&uot;It wasn’t pretty and it wasn’t easy,&uot; he said. &uot;There were some who weren’t for it, but they put their leaderhsip positions ahead of their personal preference because the majority was for it.&uot;
Barbour had also pledged no new taxes &045;&045; a difficult feat in a year with a multi-million dollar shortfall.
The governor acknowledged that balancing the budget took some tough decisions.
&uot;The Legislature enacted $231 million of savings,&uot; he said. &uot;There were some hard decisions made.&uot;

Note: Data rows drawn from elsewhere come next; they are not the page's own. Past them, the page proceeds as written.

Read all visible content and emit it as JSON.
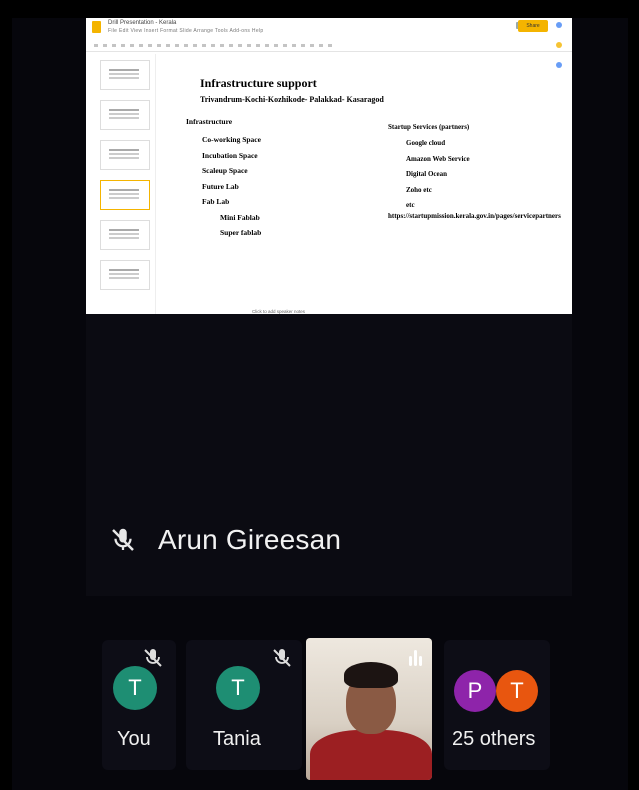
{
  "presentation": {
    "doc_name": "Drill Presentation - Kerala",
    "slide": {
      "title": "Infrastructure support",
      "subtitle": "Trivandrum-Kochi-Kozhikode- Palakkad- Kasaragod",
      "infra_heading": "Infrastructure",
      "infra_items": [
        "Co-working Space",
        "Incubation Space",
        "Scaleup Space",
        "Future Lab",
        "Fab Lab"
      ],
      "fab_lab_items": [
        "Mini Fablab",
        "Super fablab"
      ],
      "partners_heading": "Startup Services (partners)",
      "partners": [
        "Google cloud",
        "Amazon Web Service",
        "Digital Ocean",
        "Zoho etc",
        "etc"
      ],
      "url": "https://startupmission.kerala.gov.in/pages/servicepartners"
    },
    "speaker_notes": "Click to add speaker notes"
  },
  "presenter": {
    "name": "Arun Gireesan"
  },
  "participants": [
    {
      "label": "You",
      "initial": "T",
      "avatar_color": "#1e8e73"
    },
    {
      "label": "Tania",
      "initial": "T",
      "avatar_color": "#1e8e73"
    },
    {
      "label": "25 others",
      "initials": [
        "P",
        "T"
      ],
      "avatar_colors": [
        "#8e24aa",
        "#e8560f"
      ]
    }
  ],
  "colors": {
    "accent": "#f4b400",
    "background": "#06060c"
  }
}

Among them was a much smaller increase for K-12 funding &045;&045; just 4.6 percent this year &045;&045; and no increase for community colleges, as well as $41 million in savings in corrections.
But the most controversial cuts have come in Medicaid, although Barbour noted that the state made improvements to the program at the same time, including a provision to give every Medicaid recipient an annual physical, at which time they will also be reviewed for eligibility.
Those moved off of Medicaid already qualify for Medicare, Barbour said.
&uot;I am confident most of them will get better benefits,&uot; he said.
And Barbour said extending the deadline for the cuts &045;&045; from July 1 to Sept. 15 &045;&045; will help better inform the public about the cuts.
&uot;It’s the right thing to do,&uot; he said of the cuts, &uot;but it’s crucial to get it right.&uot;